When we started to climb, I was obliged to switch into my lowest gear almost immediately. I huffed and puffed with the effort as I pushed and pushed myself, the strain nearly reducing me to tears until animalistic groans and sounds escaped me. If I’d of had any breath left in me, I’d of laughed at the absurdity of myself- utterly ridiculous!- but as it was, I could barely pant sufficiently to keep the oxygen entering my lungs. The climb seemed never-ending and I was desperate to stop, only given the narrow and busy nature of the bridge, it simply wasn’t safe anywhere. We had to keep pushing on.
That moment, when I reached the peak, the top of that ramp, I should have felt elated, relieved, bursting with a sense of achievement- I couldn’t. I could barely lift my head up to celebrate the moment; my quads and gluts were in such pain, I could practically feel the muscle fibres tearing.
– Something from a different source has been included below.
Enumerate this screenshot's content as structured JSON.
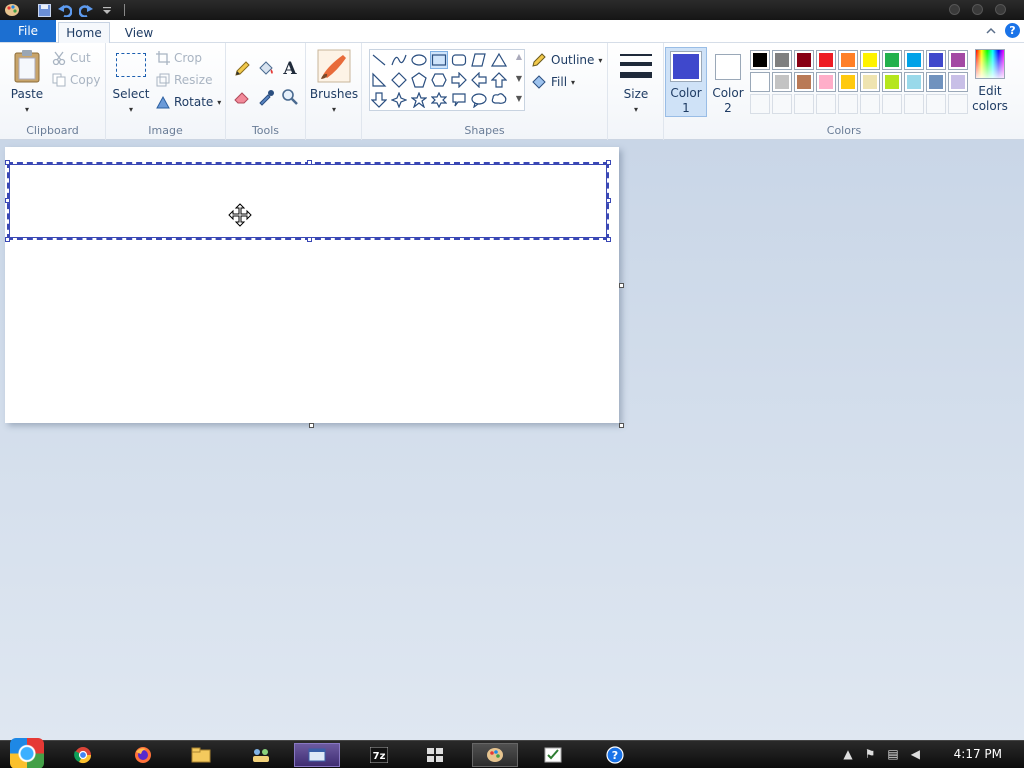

The sail down the ramp was sweet relief but most definitely didn’t justify such a sharp incline- though when we reached the bottom, we found a collected group of cyclists assembled at the bottom, all recovering from their own experience of the ordeal, who celebrated on our behalf with cheers and offers of congratulations. They’d all been forced to stop part way and couldn’t believe we’d pushed through the entire length of the ramp with the trailer! It was a fantastic atmosphere to ride into- a sense of community, almost, with everyone united by the sheer torture of such a ride. We stayed on to welcome across yet another cyclist who was behind us before deciding a long-deserved break and celebration of our arrival into Oregon was most definitely in order.
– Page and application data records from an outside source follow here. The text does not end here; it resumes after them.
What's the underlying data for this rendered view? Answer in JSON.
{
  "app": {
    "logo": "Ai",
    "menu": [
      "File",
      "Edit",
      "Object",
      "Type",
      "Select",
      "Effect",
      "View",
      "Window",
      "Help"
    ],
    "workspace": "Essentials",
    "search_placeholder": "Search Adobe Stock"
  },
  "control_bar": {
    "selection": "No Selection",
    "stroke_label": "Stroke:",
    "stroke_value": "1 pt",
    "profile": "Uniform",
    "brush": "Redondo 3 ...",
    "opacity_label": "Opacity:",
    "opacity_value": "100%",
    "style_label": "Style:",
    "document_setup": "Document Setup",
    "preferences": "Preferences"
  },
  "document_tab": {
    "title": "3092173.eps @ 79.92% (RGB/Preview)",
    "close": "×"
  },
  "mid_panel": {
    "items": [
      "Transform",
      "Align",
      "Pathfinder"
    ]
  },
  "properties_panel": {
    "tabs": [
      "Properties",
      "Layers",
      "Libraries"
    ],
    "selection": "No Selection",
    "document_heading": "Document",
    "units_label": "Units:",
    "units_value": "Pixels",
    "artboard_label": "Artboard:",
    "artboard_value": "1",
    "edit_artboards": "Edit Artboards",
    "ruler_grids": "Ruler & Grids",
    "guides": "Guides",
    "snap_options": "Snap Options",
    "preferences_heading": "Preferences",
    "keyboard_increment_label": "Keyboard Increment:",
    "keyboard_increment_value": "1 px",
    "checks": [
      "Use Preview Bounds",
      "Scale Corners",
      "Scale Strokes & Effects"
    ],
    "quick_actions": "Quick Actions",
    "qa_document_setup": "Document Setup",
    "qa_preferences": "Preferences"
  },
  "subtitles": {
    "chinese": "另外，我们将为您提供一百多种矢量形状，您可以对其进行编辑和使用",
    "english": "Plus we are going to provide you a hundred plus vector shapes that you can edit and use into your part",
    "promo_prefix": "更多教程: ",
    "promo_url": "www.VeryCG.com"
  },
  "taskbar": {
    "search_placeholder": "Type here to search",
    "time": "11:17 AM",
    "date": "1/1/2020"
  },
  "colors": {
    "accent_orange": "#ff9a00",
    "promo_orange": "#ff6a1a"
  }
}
Thankfully after our ‘ordeal’, the rest of the ride for the day was reasonably simple. Rolling hills along the 101 kept us working, but seemed nothing compared to the bridge and we welcomed them gladly as such. We were overtaken by several fellow cyclists (in spite of our best efforts, we are quite simply the slowest ones out there!) although we tried desperately to keep pace with a couple of young guys on the approach the Seaside- and unfortunately failed! We had something to spur us on, however: for the night, we had the extreme privilege of being offered a place to stay in a WarmShowers host’s home, even though he was actually out of town for a few days. We couldn’t get over the trust and incredible kindness of our host-in-absentia, Neil, who gave us instructions to get into the house and had a freshly made bed, clean towels and a whole host of guide materials for the area laid out for us. It was heaven to spend a night inside after the fiasco of mosquitoes (who left Matt and Theo well alone, choosing to only direct their efforts on me- my eye, by the end of the day, was almost completely closed and my vision significantly compromised!) and although there were actually a couple of French touring cyclists already at the house on our arrival, they headed off during the evening to their next destination- leaving us with the house to ourselves. The biggest possible shout out to Neil- what a legend!!
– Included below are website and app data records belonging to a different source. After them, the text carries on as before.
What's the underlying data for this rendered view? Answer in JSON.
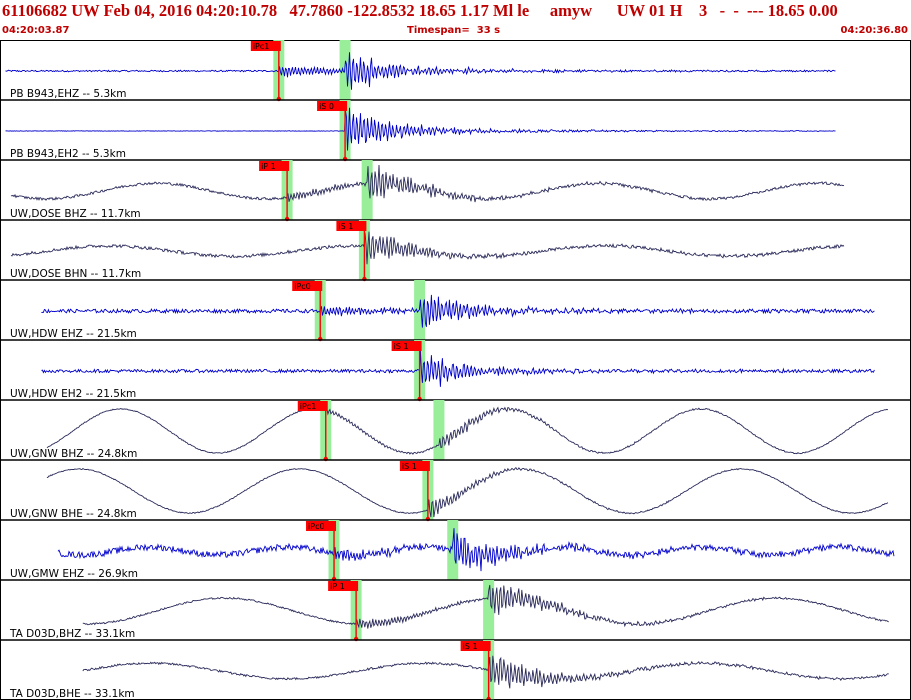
{
  "header": {
    "title": "61106682 UW Feb 04, 2016 04:20:10.78   47.7860 -122.8532 18.65 1.17 Ml le     amyw      UW 01 H    3   -  -  --- 18.65 0.00",
    "start_time": "04:20:03.87",
    "timespan": "Timespan=  33 s",
    "end_time": "04:20:36.80"
  },
  "colors": {
    "header_text": "#c00000",
    "blue_trace": "#0000cc",
    "dark_trace": "#2a2a5a",
    "pick_flag": "#ff0000",
    "pick_window": "#99ee99"
  },
  "chart_data": {
    "type": "line",
    "x_range_seconds": [
      0,
      33
    ],
    "traces": [
      {
        "label": "PB B943,EHZ -- 5.3km",
        "color": "blue",
        "start": 0.2,
        "end": 30.3,
        "phase": "iPc1",
        "pick": 10.1,
        "arrival": 12.5,
        "noise": 0.03,
        "amp": 0.9,
        "lowfreq": 0,
        "period": 0
      },
      {
        "label": "PB B943,EH2 -- 5.3km",
        "color": "blue",
        "start": 0.2,
        "end": 30.3,
        "phase": "iS 0",
        "pick": 12.5,
        "arrival": 12.5,
        "noise": 0.01,
        "amp": 1.1,
        "lowfreq": 0,
        "period": 0
      },
      {
        "label": "UW,DOSE BHZ -- 11.7km",
        "color": "dark",
        "start": 0.4,
        "end": 30.6,
        "phase": "iP 1",
        "pick": 10.4,
        "arrival": 13.3,
        "noise": 0.05,
        "amp": 0.8,
        "lowfreq": 0.3,
        "period": 8
      },
      {
        "label": "UW,DOSE BHN -- 11.7km",
        "color": "dark",
        "start": 0.4,
        "end": 30.6,
        "phase": "iS 1",
        "pick": 13.2,
        "arrival": 13.2,
        "noise": 0.06,
        "amp": 0.8,
        "lowfreq": 0.2,
        "period": 9
      },
      {
        "label": "UW,HDW EHZ -- 21.5km",
        "color": "blue",
        "start": 1.5,
        "end": 31.7,
        "phase": "iPc0",
        "pick": 11.6,
        "arrival": 15.2,
        "noise": 0.07,
        "amp": 0.9,
        "lowfreq": 0,
        "period": 0
      },
      {
        "label": "UW,HDW EH2 -- 21.5km",
        "color": "blue",
        "start": 1.5,
        "end": 31.7,
        "phase": "iS 1",
        "pick": 15.2,
        "arrival": 15.2,
        "noise": 0.06,
        "amp": 0.9,
        "lowfreq": 0,
        "period": 0
      },
      {
        "label": "UW,GNW BHZ -- 24.8km",
        "color": "dark",
        "start": 1.7,
        "end": 32.2,
        "phase": "iPc1",
        "pick": 11.8,
        "arrival": 15.9,
        "noise": 0.02,
        "amp": 0.4,
        "lowfreq": 0.85,
        "period": 7
      },
      {
        "label": "UW,GNW BHE -- 24.8km",
        "color": "dark",
        "start": 1.7,
        "end": 32.2,
        "phase": "iS 1",
        "pick": 15.5,
        "arrival": 15.5,
        "noise": 0.02,
        "amp": 0.4,
        "lowfreq": 0.85,
        "period": 8
      },
      {
        "label": "UW,GMW EHZ -- 26.9km",
        "color": "blue",
        "start": 2.1,
        "end": 32.4,
        "phase": "iPc0",
        "pick": 12.1,
        "arrival": 16.4,
        "noise": 0.12,
        "amp": 0.9,
        "lowfreq": 0.15,
        "period": 5
      },
      {
        "label": "TA D03D,BHZ -- 33.1km",
        "color": "dark",
        "start": 3.0,
        "end": 32.2,
        "phase": "iP 1",
        "pick": 12.9,
        "arrival": 17.7,
        "noise": 0.03,
        "amp": 0.9,
        "lowfreq": 0.5,
        "period": 10
      },
      {
        "label": "TA D03D,BHE -- 33.1km",
        "color": "dark",
        "start": 3.0,
        "end": 32.2,
        "phase": "iS 1",
        "pick": 17.7,
        "arrival": 17.7,
        "noise": 0.04,
        "amp": 1.0,
        "lowfreq": 0.3,
        "period": 10
      }
    ]
  }
}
So there you have it- a short day in terms of mileage, but by no means an easy ride. Fellow cyclists who have yet to undertake the bridge- I just pray for clear skies and tailwinds for your crossing, and wish you the very best of luck!
And finally- we’re in Oregon!
Miles Today: 36
Total Miles to Date: 912